George Johanson

Those who teach what they love are lucky indeed. Those who inspire are more fortunate still. George Johanson spent a lifetime doing both.

A painter, printmaker and ceramic tile artist, George Johanson studied at the Museum Art School (now the Pacific Northwest College of Art) in Portland with further study in New York as well as London.

A major and beloved Pacific Northwest artist whose career spanned more than 70 years, George died Oct. 14, 2022 from heart failure at 94, leaving a huge hole in the Oregon art scene.

For anyone in central Oregon who is not familiar with George’s art, or for those who already admire his work or were blessed to know him, there is an opportunity to enjoy and celebrate an exhibit featuring works on paper at Art Adventure Gallery in Madras for the months of September and October.

Born in Seattle in 1928, George came to Portland at 17 to attend the Museum Art School, where he studied with leading regional figures such as William Givler, Louis Bunce, Jack McLarty, and Mike Russo. After a few years in New York in the early 1950s, Johanson returned to Portland where he taught at the Museum Art School for 25 years until his retirement in 1980, while he also built his own practice. He has had more than 60 one man shows and is represented in public and private collections including the Portland Art Museum, the Seattle Art Museum, the Smithsonian National Collection, in Washington, D.C. and the Victoria and Albert Museum in London, the Jordan Schnitzer Museum Of Art (University of Oregon), the Hallie Ford Museum of Art (Willamette University ), and numerous other public, corporate, and private collections.. He received the Oregon Governor’s Arts Award in 1992.

For Johanson Image-making wasn’t so much a profession as a raison d’etre. In Johanson’s words:

art is basic to being a human being and the more we have of it the better off we are … art is the most important thing in the world … it’s what we’re really here for, to be creative.
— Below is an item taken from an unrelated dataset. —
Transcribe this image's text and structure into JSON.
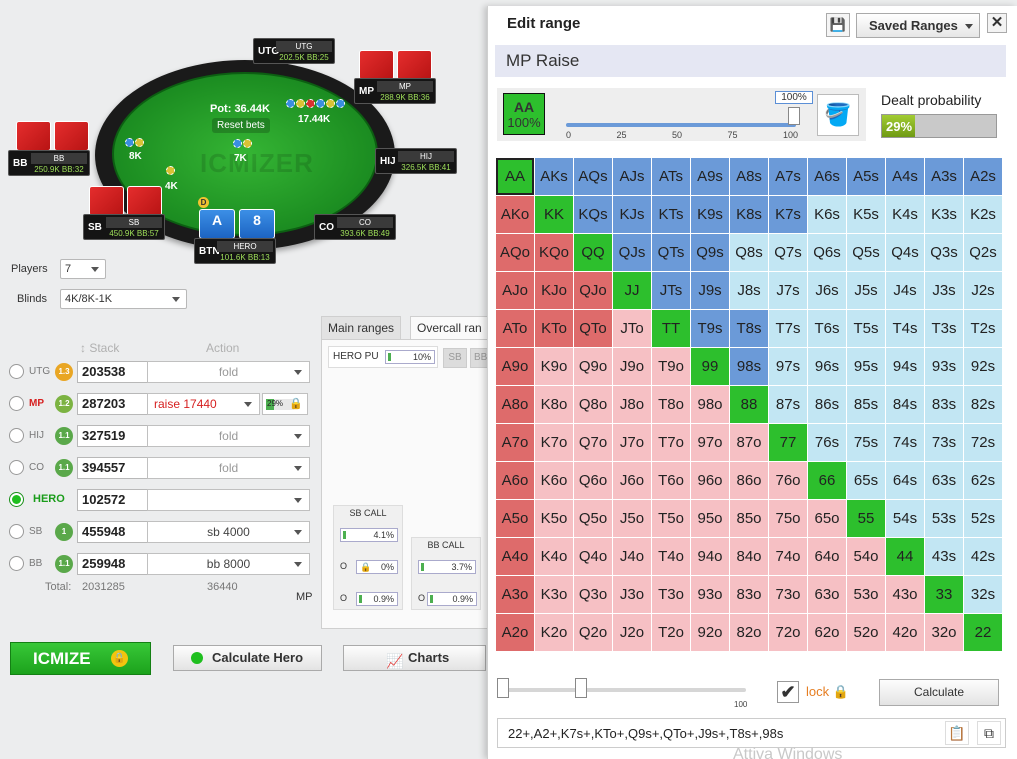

To make something and look at the world and to interpret through art is the highest activity of human beings.

George Johanson